Amazon FSx uses SSD storage to provide the fast performance your Windows applications and users expect, with high levels of throughput and IOPS, and consistent sub-millisecond latencies. This compatibility and performance is particularly important when moving workloads that require Windows shared file storage, like CRM, ERP, and .NET applications, as well as home directories.
Once you’ve shared your score—either as a direct link, on a webpage, or through social media—viewers can then interact with your music in a variety of ways. Test-drive it out for yourself using the example. Click play to take a listen. Drag the timeline indicator to jump to another part of the score. Though disabled in this small sampling, Sibelius | Cloud Sharing will enable you to flip through pages and make comments directly on the score too.
Cloud storage is a model of computer data storage in which the digital data is stored in logical pools. The physical storage spans multiple servers (sometimes in multiple locations), and the physical environment is typically owned and managed by a hosting company. These cloud storage providers are responsible for keeping the data available and accessible, and the physical environment protected and running. People and organizations buy or lease storage capacity from the providers to store user, organization, or application data.
Users with specific records-keeping requirements, such as public agencies that must retain electronic records according to statute, may encounter complications with using cloud computing and storage. For instance, the U.S. Department of Defense designated the Defense Information Systems Agency (DISA) to maintain a list of records management products that meet all of the records retention, personally identifiable information (PII), and security (Information Assurance; IA) requirements
One of the primary benefits of having information in the cloud is that it can be part of a larger ecosystem of connected apps. This capability lets businesses create custom workflows and business processes, often without having to hire contract programmers. For example, it's not unusual or difficult to configure your employees' note-taking apps to automatically drive input to task-tracking apps. That way, decisions made in meetings are automatically reflected in your project management toolkit. Those apps might, in turn, drive a need to store reference material. Integration-oriented application programming interfaces (APIs) help reduce the barrier to making apps work together, especially when your IT staff has some development talent. While many the most popular cloud storage solutions, such as Dropbox Business and Box, offer a rich set of integration options, some others, such as Jungle Disk, opt to primarily focus on the storage aspect. So, before buying, consider exactly how you want these solutions to fit into your business and what it will take to make that happen.

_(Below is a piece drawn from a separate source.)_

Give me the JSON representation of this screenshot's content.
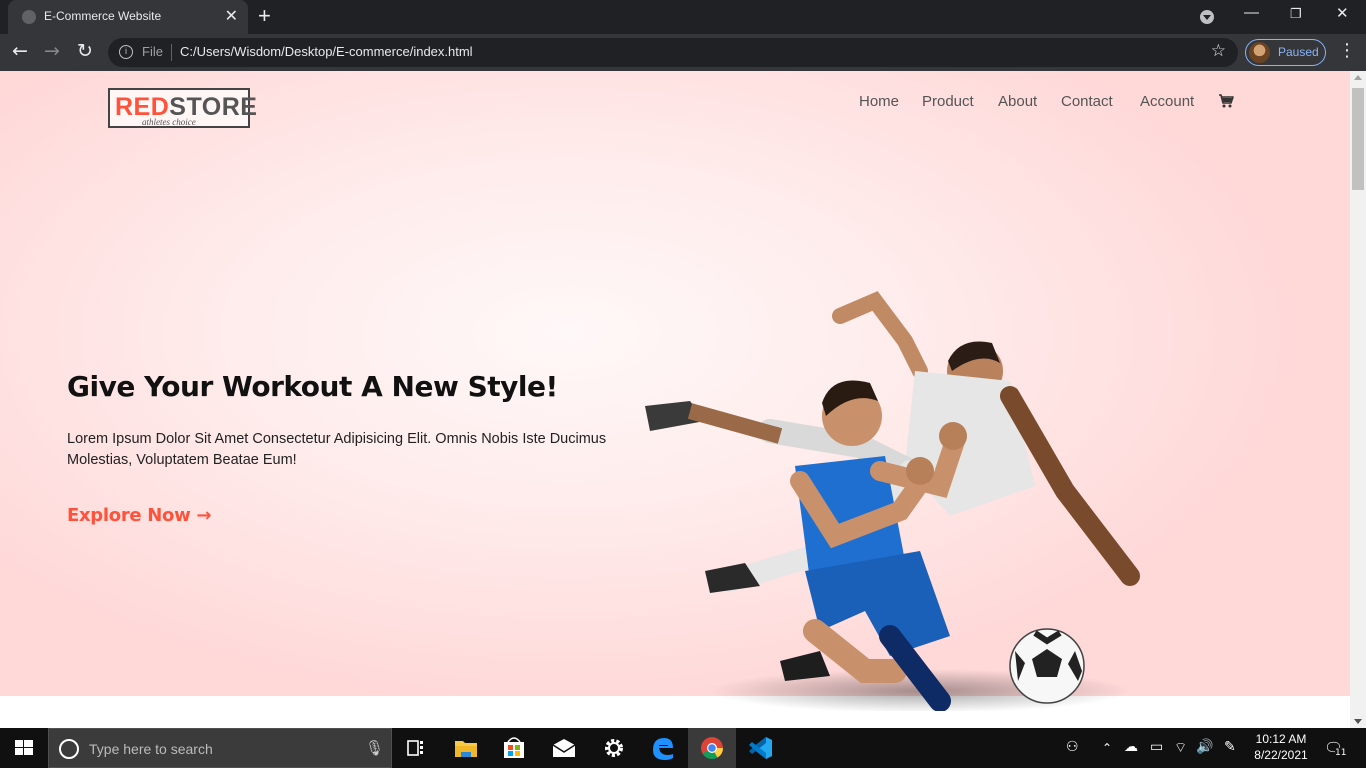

If you want to build your business around Google Drive, you can do that too. Google Drive for Work includes unlimited storage for files, folders, and backups for $8 per user per month plus $0.04 per GB. With it, you can sync all your business files, including Microsoft Office files, across your computer, smartphone, and tablet to access your work whenever you need it.
Another seriously powerful aspect of Drive is its search functionality, which uses Google’s image-recognition technology, or optical character recognition (OCR), to surface photos that are relevant to your search keywords. For example, when we searched for “cat,” it found documents that included the word “cat” and photos of one of our team member’s yorkiepoo (who apparently could pass for a cat).
Microsoft OneDrive integrates with Office Online which you can use to collaborate with others no matter the plan you subscribe to. If you want to take notes and share them you can use OneNote. To communicate with others, there’s Skype which is integrated with the web client. Productivity apps include Forms for workflow management and Sway for content publishing.